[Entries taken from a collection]
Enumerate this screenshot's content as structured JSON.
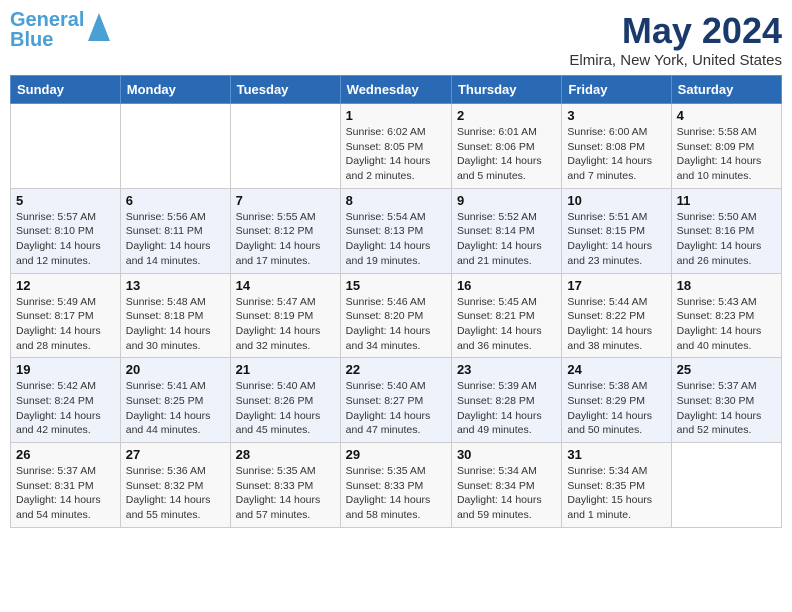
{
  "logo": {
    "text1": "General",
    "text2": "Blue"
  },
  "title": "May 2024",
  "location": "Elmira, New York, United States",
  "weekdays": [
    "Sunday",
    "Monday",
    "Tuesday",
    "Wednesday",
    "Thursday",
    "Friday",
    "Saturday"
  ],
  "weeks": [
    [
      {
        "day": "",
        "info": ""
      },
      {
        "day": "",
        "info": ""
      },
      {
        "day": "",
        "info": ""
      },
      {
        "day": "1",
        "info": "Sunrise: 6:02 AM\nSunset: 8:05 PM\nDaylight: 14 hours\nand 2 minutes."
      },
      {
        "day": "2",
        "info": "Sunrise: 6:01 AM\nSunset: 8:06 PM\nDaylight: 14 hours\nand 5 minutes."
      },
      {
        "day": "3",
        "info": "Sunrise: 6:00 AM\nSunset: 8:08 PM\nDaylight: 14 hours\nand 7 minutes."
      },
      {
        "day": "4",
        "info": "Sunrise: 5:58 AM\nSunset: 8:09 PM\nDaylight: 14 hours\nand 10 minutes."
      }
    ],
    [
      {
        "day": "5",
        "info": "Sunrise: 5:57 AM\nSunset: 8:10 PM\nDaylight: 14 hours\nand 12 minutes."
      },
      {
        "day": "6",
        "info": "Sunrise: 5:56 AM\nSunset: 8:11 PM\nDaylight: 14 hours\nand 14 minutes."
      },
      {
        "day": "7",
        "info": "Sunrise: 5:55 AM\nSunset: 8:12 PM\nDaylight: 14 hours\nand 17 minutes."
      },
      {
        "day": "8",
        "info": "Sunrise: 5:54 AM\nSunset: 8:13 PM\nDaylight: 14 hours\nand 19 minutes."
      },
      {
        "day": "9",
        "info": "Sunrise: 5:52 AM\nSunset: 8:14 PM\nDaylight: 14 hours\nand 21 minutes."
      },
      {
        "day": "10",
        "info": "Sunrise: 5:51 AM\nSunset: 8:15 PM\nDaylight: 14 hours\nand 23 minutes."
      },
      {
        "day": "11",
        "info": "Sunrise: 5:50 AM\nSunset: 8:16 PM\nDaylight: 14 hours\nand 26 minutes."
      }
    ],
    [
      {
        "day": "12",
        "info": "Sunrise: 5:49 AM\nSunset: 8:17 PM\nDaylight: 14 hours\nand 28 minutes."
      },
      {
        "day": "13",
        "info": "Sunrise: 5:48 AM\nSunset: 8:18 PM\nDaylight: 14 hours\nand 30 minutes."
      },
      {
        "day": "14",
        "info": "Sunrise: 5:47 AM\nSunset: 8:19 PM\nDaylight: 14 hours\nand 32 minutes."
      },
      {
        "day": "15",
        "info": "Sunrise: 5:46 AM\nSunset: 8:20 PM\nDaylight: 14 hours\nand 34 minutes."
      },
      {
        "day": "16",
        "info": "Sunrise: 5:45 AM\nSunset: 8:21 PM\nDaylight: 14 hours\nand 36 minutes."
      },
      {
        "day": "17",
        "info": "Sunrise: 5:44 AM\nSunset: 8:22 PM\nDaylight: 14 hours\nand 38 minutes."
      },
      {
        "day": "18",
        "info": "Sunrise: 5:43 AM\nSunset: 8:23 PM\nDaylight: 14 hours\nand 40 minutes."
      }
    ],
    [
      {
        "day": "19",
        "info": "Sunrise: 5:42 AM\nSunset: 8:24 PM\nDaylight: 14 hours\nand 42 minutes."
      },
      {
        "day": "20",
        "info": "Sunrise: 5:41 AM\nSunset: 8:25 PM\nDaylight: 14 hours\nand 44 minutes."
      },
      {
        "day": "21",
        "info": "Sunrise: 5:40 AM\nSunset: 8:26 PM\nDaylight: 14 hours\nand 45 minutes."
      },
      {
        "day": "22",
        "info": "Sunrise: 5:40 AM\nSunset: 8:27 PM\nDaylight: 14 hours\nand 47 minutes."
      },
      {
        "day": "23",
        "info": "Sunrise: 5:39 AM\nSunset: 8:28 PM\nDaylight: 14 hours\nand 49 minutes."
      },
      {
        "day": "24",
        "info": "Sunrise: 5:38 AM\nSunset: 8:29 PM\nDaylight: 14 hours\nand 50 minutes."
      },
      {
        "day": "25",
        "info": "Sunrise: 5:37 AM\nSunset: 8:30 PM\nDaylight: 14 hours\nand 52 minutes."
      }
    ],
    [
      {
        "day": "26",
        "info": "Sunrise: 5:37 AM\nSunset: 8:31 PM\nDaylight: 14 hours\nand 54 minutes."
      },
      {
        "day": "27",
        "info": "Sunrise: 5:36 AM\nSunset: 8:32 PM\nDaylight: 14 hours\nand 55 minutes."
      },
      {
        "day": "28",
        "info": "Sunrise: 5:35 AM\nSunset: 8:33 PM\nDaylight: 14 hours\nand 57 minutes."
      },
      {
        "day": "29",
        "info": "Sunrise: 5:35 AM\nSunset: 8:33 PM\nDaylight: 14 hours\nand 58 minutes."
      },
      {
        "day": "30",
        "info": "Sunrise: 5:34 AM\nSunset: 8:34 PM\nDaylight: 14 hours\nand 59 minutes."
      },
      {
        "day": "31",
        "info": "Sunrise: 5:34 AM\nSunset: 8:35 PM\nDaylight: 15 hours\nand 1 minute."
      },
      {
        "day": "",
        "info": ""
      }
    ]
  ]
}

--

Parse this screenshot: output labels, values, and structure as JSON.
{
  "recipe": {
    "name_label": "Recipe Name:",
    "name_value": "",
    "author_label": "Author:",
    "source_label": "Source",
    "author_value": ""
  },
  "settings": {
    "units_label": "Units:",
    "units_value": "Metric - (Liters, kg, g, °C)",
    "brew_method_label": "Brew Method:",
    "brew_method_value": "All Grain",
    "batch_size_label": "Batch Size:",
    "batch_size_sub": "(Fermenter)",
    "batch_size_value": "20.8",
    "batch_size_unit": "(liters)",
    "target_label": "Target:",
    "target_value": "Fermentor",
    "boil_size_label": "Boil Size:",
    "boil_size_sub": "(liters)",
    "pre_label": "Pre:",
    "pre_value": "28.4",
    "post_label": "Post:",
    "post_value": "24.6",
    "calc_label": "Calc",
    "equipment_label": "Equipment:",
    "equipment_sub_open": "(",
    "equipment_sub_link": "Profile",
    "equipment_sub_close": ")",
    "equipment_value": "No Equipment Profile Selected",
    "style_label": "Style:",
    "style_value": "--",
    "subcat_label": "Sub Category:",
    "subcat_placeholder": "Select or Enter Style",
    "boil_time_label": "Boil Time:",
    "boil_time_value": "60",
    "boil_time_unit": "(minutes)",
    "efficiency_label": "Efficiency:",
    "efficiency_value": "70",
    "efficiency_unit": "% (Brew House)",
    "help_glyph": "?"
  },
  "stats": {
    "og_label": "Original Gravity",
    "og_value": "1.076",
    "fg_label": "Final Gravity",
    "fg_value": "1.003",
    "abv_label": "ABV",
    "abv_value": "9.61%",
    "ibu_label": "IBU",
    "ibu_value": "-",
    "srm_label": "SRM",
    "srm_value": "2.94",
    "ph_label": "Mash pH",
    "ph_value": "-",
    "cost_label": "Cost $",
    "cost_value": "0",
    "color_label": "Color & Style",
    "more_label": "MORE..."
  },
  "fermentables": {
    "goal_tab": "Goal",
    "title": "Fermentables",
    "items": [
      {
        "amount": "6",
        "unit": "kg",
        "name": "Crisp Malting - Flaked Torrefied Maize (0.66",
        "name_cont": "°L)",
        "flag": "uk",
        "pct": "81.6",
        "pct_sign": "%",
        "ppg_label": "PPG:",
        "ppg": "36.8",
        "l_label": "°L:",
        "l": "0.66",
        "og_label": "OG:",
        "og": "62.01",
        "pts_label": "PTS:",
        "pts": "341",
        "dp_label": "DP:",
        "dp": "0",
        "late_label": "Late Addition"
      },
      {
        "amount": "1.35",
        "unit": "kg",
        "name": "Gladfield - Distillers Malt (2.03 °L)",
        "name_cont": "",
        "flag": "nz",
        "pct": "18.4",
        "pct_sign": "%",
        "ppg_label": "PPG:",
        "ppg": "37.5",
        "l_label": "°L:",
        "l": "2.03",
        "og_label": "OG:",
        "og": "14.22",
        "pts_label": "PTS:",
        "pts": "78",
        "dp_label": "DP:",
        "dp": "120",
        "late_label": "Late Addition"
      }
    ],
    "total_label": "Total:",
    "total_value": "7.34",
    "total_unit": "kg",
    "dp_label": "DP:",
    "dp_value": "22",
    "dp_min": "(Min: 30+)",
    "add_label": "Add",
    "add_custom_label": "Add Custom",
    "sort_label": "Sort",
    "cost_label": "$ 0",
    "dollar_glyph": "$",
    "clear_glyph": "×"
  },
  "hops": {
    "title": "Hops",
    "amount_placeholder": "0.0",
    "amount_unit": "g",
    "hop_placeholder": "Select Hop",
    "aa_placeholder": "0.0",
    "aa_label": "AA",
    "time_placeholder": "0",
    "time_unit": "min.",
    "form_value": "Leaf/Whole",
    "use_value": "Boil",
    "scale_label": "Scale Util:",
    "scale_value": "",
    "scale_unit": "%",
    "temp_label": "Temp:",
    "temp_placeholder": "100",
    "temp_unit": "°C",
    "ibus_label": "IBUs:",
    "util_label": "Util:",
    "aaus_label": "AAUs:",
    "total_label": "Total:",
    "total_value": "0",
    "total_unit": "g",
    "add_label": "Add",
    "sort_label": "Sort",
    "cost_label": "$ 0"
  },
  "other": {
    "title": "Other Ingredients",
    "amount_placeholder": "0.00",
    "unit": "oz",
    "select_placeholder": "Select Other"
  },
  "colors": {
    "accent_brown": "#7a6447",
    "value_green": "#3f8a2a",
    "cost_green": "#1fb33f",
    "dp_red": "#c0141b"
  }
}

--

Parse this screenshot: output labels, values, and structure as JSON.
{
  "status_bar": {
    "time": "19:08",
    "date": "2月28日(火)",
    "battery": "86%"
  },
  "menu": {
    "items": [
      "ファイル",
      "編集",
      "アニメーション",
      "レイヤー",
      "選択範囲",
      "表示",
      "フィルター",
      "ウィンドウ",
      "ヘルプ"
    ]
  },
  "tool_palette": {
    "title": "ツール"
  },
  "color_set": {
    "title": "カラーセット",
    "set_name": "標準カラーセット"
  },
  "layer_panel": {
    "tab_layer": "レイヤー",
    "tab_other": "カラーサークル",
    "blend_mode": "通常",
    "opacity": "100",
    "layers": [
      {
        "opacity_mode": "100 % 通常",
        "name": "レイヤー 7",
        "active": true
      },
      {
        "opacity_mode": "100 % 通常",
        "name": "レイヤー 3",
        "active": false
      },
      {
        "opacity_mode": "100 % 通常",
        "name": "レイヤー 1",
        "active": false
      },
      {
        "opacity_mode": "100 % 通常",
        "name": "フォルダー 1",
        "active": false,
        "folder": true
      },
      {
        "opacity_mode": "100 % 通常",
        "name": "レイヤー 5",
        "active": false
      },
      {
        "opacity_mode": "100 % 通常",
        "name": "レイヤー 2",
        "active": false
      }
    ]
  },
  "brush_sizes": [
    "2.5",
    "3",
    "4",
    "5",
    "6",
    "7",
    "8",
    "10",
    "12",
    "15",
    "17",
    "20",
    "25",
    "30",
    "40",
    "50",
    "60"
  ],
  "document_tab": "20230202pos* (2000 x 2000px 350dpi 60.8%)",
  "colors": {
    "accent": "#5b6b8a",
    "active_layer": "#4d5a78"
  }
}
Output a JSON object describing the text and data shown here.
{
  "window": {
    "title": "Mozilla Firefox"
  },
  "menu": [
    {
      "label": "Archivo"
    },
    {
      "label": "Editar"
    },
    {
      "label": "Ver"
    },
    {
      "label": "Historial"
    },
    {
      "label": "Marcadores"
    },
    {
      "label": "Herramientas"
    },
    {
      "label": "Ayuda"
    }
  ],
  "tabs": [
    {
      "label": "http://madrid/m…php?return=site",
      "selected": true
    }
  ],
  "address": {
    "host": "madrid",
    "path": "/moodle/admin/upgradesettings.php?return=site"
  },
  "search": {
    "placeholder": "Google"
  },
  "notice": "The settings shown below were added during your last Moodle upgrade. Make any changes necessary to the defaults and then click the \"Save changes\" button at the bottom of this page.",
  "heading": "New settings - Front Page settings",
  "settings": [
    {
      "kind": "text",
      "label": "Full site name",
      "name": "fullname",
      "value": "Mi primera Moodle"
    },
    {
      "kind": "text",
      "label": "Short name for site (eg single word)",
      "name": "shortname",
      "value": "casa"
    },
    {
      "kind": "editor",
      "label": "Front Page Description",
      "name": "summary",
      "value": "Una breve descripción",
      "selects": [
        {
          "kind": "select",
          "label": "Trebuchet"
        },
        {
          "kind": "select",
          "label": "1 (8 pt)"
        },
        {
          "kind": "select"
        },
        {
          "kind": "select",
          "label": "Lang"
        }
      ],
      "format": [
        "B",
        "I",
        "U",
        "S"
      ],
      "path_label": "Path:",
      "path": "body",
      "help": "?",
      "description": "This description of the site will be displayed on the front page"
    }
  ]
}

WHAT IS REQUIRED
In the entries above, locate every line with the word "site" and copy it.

ANSWER BOX
      "label": "http://madrid/m…php?return=site",
    "path": "/moodle/admin/upgradesettings.php?return=site"
      "label": "Full site name",
      "label": "Short name for site (eg single word)",
      "description": "This description of the site will be displayed on the front page"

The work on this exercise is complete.